Vaccine royalties boost CSL
SHARES in global vaccine maker CSL reached a record high on Tuesday after the company upgraded its profit forecast to 20 per cent, helped by a rise in Gardasil royalties.
SHARES in global vaccine maker CSL reached a record high on Tuesday after the company upgraded its profit forecast to 20 per cent, helped by a rise in Gardasil royalties.The Melbourne-based company, which makes the cervical cancer vaccine as well as other life-saving blood treatments, had originally anticipated profit to grow by just 12 per cent.Its shares jumped almost $3 on the news, to a record $50.17.The company reported a net profit of $US1 billion last financial year. Its new outlook has been adjusted to remove the impact of exchange rate movements, after it started reporting in US dollars this year.Chief executive Brian McNamee said the increased outlook was underpinned by the performance of CSL Behring, its large-scale plasma branch. "A number of factors have contributed including a higher level of sales, a better sales mix and improved efficiencies across the supply chain," he said."Also contributing to the better outlook is higher than anticipated royalty income from sales of Gardasil."In 2007, the Australian government introduced Gardasil as part of a mass vaccination program against the human papilloma virus, which was offered to women and girls aged up to 26.CSL also manufactures vaccines for influenza, tetanus, measles, mumps and hepatitis A and B.Macquarie Group analyst Craig Collie said the positive outlook suggested the company was benefiting from its current position in the healthcare market."It's clearly a strong upgrade and confirms just how positive market conditions are right now and how strong their competitive position is right now."Last month, CSL announced it would buy back another $900 million worth of shares, or 4 per cent of issued capital, over the next 12 months.UBS analyst Andrew Goodsall said the higher-than-expected outlook showed CSL was benefiting from its competitor, Baxter, undergoing a plant refurbishment that had cut its production by about 20 per cent."There has been robust demand as well," he said. "We think there is still growth in healthcare, but there are obviously things going on that are peculiar to this [plasma] industry."Dr McNamee, who is credited for building the company up from a local government enterprise to a global business, will end his 23-year tenure as chief executive in the middle of the year.
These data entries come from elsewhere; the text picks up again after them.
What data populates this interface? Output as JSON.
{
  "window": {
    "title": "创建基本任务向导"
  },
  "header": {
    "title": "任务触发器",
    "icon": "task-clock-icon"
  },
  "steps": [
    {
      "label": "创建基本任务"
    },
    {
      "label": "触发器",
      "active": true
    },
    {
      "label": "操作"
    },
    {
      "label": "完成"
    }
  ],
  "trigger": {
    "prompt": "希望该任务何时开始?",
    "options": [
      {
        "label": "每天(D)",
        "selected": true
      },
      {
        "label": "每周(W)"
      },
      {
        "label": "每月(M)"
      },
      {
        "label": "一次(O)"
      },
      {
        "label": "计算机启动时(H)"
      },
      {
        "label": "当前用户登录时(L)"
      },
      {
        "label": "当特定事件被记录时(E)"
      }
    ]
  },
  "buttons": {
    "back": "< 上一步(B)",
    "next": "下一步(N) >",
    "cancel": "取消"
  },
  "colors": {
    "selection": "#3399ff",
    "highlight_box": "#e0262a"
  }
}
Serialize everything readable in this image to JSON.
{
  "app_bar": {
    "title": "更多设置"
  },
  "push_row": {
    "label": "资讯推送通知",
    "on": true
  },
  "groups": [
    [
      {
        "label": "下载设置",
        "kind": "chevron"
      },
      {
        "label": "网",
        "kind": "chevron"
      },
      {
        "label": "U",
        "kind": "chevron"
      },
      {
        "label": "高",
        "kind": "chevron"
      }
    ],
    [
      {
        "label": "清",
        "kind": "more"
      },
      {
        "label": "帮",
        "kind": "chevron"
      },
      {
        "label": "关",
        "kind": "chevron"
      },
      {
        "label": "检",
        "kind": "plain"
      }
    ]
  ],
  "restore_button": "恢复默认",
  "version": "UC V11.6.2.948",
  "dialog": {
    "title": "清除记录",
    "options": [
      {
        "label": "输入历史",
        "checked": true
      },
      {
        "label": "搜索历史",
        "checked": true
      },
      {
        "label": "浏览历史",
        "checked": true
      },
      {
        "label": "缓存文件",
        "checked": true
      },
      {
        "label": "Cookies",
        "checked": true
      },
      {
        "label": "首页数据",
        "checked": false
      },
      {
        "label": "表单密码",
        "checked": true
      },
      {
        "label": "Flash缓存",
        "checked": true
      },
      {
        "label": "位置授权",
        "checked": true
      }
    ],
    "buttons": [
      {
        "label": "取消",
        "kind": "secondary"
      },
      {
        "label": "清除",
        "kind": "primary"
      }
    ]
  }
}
In 2000, he led the takeover of Swiss counterpart ZLB Bioplasma when he was fighting testicular cancer. Four years later the company acquired a second big target, US-based Aventis Behring.